(Data for the task begins)

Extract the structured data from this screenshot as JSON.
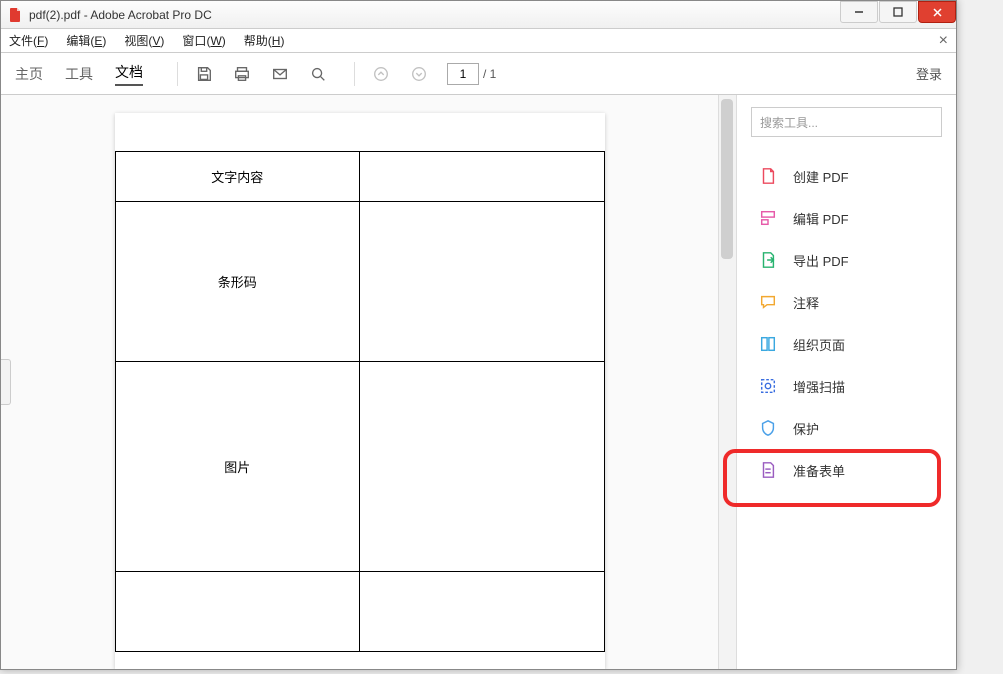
{
  "window": {
    "title": "pdf(2).pdf - Adobe Acrobat Pro DC"
  },
  "menubar": {
    "items": [
      {
        "label": "文件",
        "accel": "F"
      },
      {
        "label": "编辑",
        "accel": "E"
      },
      {
        "label": "视图",
        "accel": "V"
      },
      {
        "label": "窗口",
        "accel": "W"
      },
      {
        "label": "帮助",
        "accel": "H"
      }
    ]
  },
  "toolbar": {
    "tabs": {
      "home": "主页",
      "tools": "工具",
      "doc": "文档"
    },
    "page_current": "1",
    "page_total": "/ 1",
    "login": "登录"
  },
  "document": {
    "rows": [
      {
        "label": "文字内容"
      },
      {
        "label": "条形码"
      },
      {
        "label": "图片"
      },
      {
        "label": ""
      }
    ]
  },
  "rightPanel": {
    "search_placeholder": "搜索工具...",
    "tools": [
      {
        "key": "create",
        "label": "创建 PDF",
        "color": "#ec4a5e"
      },
      {
        "key": "edit",
        "label": "编辑 PDF",
        "color": "#e65aa9"
      },
      {
        "key": "export",
        "label": "导出 PDF",
        "color": "#27b36f"
      },
      {
        "key": "comment",
        "label": "注释",
        "color": "#f2a830"
      },
      {
        "key": "organize",
        "label": "组织页面",
        "color": "#3aa8e0"
      },
      {
        "key": "enhance",
        "label": "增强扫描",
        "color": "#3a6ee0"
      },
      {
        "key": "protect",
        "label": "保护",
        "color": "#4aa0e8"
      },
      {
        "key": "form",
        "label": "准备表单",
        "color": "#9a5cc0"
      }
    ]
  }
}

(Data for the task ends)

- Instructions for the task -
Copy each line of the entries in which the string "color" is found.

- Your solution -
        "color": "#ec4a5e"
        "color": "#e65aa9"
        "color": "#27b36f"
        "color": "#f2a830"
        "color": "#3aa8e0"
        "color": "#3a6ee0"
        "color": "#4aa0e8"
        "color": "#9a5cc0"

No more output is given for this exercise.